With an issue as sensitive and complicated as immigration, emotion and confusion are bound to cloud the complexities of the debate. There is no shortage of lenses through which to view the topic, from libertarianism to compassionate liberalism, from pragmatic enforcement to hawkish neoconservatism. And no shortage of actual immigration areas upon which to focus those lenses: border security, visa issuance and overstays, interior enforcement, refugee, or asylum seeking, to name a few.
Whether resulting from ignorance or obfuscation, the one desperately lacking aspect in the discussion is nuance. As Senator Tillis stated in a Senate Judiciary Commitytee hearing Wednesday, "We need to dispense with the 'we don't need borders, we need bridges' discussion on one end of the spectrum, and the other end of the spectrum that says that we need to build a structure that can be viewed from outer space." The entrenched political camps and imprecise rhetoric seem to distract from real solutions because they obscure real issues. From listening to the two extremes on the border security issue, I would have no idea what the actual status of the border is. Thankfully, Department of Homeland Security Secretary John Kelly spoke on the issue stating, "threats would get through our wide open southwest border" if we do not respond to the Customs and Border Protection personnel's requests "asking for a physical barrier" in many places. Through all the talk of walls, or the silence on the issue altogether, the missing recipe is "personnel, technology, and infrastructure," as Secretary Kelly stated before the House Committee on Homeland Security, and Border Patrol Chief Carla Provost echoed last week at the Senate Judiciary hearing.

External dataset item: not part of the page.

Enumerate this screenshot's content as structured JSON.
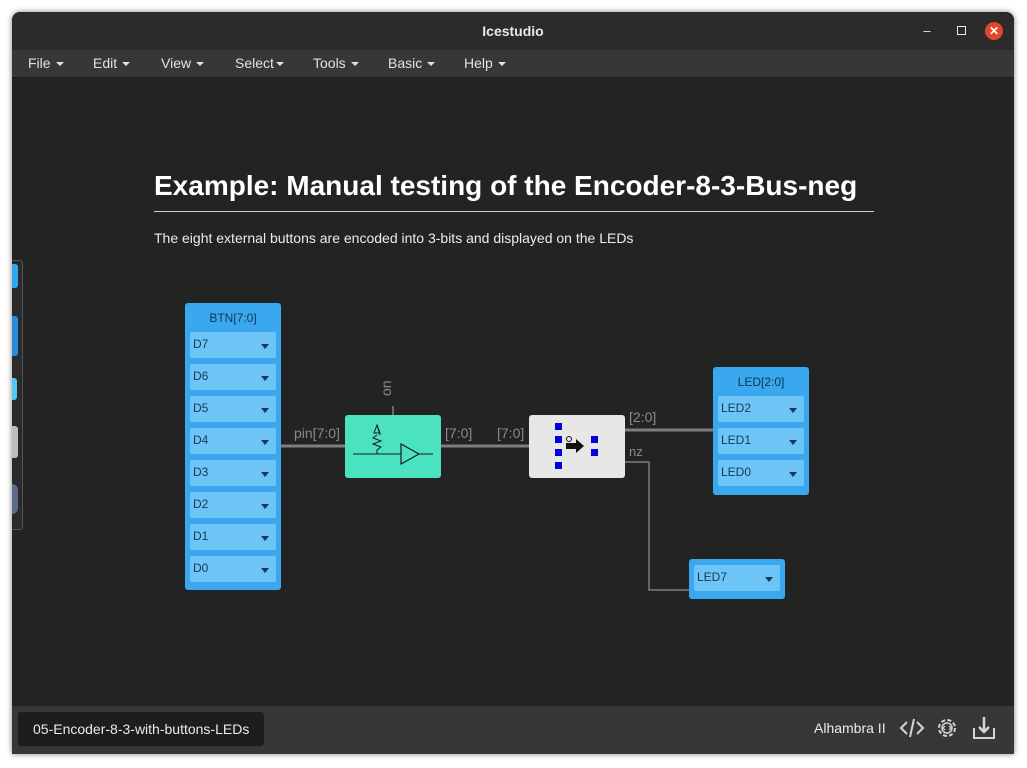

The importance of nuance is that even that solution – which is a medium between a 2,000-mile border wall and no border at all – is still not complete. The mixture of assets along the border must vary based on geography, terrain, existing infrastructure, and constantly shifting crossing patterns.
Another area lacking clarity is the status of refugees. Refugee resettlement is supposed to be the last resort for those fleeing oppression or violence. Many people do not know that refugees do not come to the United States from war-torn countries, but from secondary countries to which they have already fled. The individuals are out of harm's way and in safe places – like Jordan for instance, which has accepted many fleeing Syrians. Resettlement in the U.S. is meant only for those for whom "it is impossible for a person to go back home or remain in the host country." The policy debate from here is once again clouded with emotion. It is not unreasonable to point out that the U.S. can send money to the host country to care for 12 Middle Eastern refugees to stay there for five years for the same taxpayer cost as bringing just one refugee here. While it may not be politically popular to talk about not accepting refugees, these are statistics and considerations that must be allowed into the dialogue.
We simply cannot tolerate people claiming that if we "reject" (read: don't bring in) refugees that we are killing people or subjecting them to war or violence. The truth is, before anyone comes here, they are safe and cared for, and we can continue to care for them at lower cost than bringing them here. Now, policymakers may still accept different numbers of refugees from different areas or for different reasons, but there must be nuanced understanding of the issues. The public discourse cannot remain in the fringes if intelligent debate is going to prevail. If the stakes are truly as life or death as both sides claim, we owe it to the taxpayer and to the immigrants and refugees to take the discussion seriously. Step one is getting beyond stereotypes, generalizations, and misinformation and asking hard questions.